A: Grupo GMI’s 25-year-old patented technology allows us to provide the aviation industry with removable hangars that are faster to install than permanent ones. The company entered the sector 22 years ago when it built a hangar for Aerolíneas Ejecutivas. Grupo GMI had developed a series of innovative buildings by fitting panels, linkages and screws together like a puzzle. The Aerolíneas contract was an opportunity to introduce our unique building system and assembly process to the segment. After that project, we were sourced to build a hangar for CEMEX’s private planes in Monterrey using our state-of-the-art technology. Airplane hangars require several special services for aircraft storage and maintenance, such as fire systems, automated doors and lights and easy-to-open manual doors. In Mexico, manual doors in hangars tend to get stuck and frequently require heavy equipment to move them. Our company offers doors that can be opened singlehandedly. GMI’s hangars do not require welding at any point, the construction of the precast units can be done in short periods of times and they can be easily transported to their final destination anywhere in the world.

We recently finished two projects in Monterrey, one for Beechcraft and another for Aerolíneas Ejecutivas, and we are planning to develop a third hangar with the latter. In El Salvador, we constructed a maintenance hangar for Aeroman, one of the largest MROs in Latin America that services all of Volaris’ fleet. Grupo GMI used its experience in the construction of this hangar to win a tender with Avianca for a maintenance center in Medellin, Colombia that opened in 2016. Our project with Avianca was completed in only one year and a half. It is the largest maintenance center in Latin America and the widest open hangar space in the region. All of the materials for this hangar were manufactured in Mexico and transported to Medellin.

Q: What challenges did Grupo GMI face entering the aviation industry?

A: The lack of a market database made it difficult to connect with companies in the industry. In the beginning  most of our promotion was through word of mouth. After seeing our first hangars other companies started to contact us, including Bardahl. Today, the main challenge is that the aviation industry fails to properly consider storage
and maintenance. Aircrafts are a significant investment 207 and buyers want to ensure the highest level of care possible. Many hangars have leaks or defective doors that eventually can end up damaging the aircraft. The market needs to increase its awareness about the importance of acquiring proper storage systems.

Q: What makes the company stand out in the aircraft maintenance sector?

A: Our design process takes between three and four months as our hangars are planned for airplane acquisitions over the next 10 years. Once the project is conceived and designed, its implementation only takes six months, half the time of our competition. We manufacture 65 percent of our hangars in our Queretaro plant. Our panels also are finished at the plant and only need to be assembled at the final destination, eliminating the need for specialized labor. The foundations are lighter and the hangars require no maintenance for 10 years, which represents considerable savings for our clients. Finally, our hangars are unique in that they can be disassembled and moved whenever and wherever they are needed, which means 70 percent of the structure can be reused. This is an advantage as most MROs construct hangars on leased land that will be occupied for a specific period of time, after which they may have to move to a different location.
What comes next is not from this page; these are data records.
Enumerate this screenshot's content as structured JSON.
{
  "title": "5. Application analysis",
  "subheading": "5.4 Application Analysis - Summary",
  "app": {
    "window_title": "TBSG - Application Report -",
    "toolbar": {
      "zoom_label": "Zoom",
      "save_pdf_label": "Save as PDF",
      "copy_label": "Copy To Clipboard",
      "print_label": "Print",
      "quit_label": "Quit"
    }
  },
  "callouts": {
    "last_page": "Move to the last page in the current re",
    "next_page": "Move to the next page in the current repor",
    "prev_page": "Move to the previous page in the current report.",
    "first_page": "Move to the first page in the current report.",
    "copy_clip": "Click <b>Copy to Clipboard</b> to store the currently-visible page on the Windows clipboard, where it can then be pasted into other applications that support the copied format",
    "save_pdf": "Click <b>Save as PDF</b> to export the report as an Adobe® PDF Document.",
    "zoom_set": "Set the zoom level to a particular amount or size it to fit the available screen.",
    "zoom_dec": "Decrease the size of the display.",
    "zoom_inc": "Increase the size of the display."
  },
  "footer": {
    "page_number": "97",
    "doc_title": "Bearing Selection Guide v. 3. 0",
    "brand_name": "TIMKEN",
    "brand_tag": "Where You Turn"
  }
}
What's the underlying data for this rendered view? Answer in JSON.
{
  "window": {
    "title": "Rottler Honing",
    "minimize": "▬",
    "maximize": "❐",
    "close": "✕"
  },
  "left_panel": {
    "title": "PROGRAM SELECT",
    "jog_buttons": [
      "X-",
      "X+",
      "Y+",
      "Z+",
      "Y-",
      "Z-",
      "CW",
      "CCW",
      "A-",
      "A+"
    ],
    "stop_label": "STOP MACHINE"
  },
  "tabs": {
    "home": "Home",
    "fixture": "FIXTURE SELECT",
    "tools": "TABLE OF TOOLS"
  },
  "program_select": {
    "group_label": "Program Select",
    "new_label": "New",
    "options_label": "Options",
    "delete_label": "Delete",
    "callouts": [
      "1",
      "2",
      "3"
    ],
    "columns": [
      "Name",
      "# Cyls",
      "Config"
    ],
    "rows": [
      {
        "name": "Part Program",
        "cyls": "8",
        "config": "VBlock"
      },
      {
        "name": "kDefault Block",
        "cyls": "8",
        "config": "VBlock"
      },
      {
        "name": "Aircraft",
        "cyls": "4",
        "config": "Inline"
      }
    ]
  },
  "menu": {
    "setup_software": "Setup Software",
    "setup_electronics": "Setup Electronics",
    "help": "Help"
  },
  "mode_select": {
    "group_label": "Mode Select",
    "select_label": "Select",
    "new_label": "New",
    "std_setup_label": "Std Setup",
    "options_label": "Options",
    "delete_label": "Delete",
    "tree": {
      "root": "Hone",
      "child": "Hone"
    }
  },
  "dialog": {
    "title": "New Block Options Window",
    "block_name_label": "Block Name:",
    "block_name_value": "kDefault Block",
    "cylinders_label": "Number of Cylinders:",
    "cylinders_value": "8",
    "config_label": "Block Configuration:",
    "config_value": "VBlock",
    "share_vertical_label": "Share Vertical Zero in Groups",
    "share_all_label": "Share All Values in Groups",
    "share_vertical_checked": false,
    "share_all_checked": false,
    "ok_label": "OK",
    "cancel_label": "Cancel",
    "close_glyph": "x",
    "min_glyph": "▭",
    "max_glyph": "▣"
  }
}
Q: How is Grupo GMI’s supported by the Mexican government?

A: We have not received any subsidies or support from the government but its involvement in the consolidation of the aerospace industry is of the utmost importance. This industry generates a significant number of jobs but there is not a single governmental plan that tackles the area. Mexico has a manufacturing capacity that is strong enough to compete worldwide on quality and time. It could grow much more with the support of the government.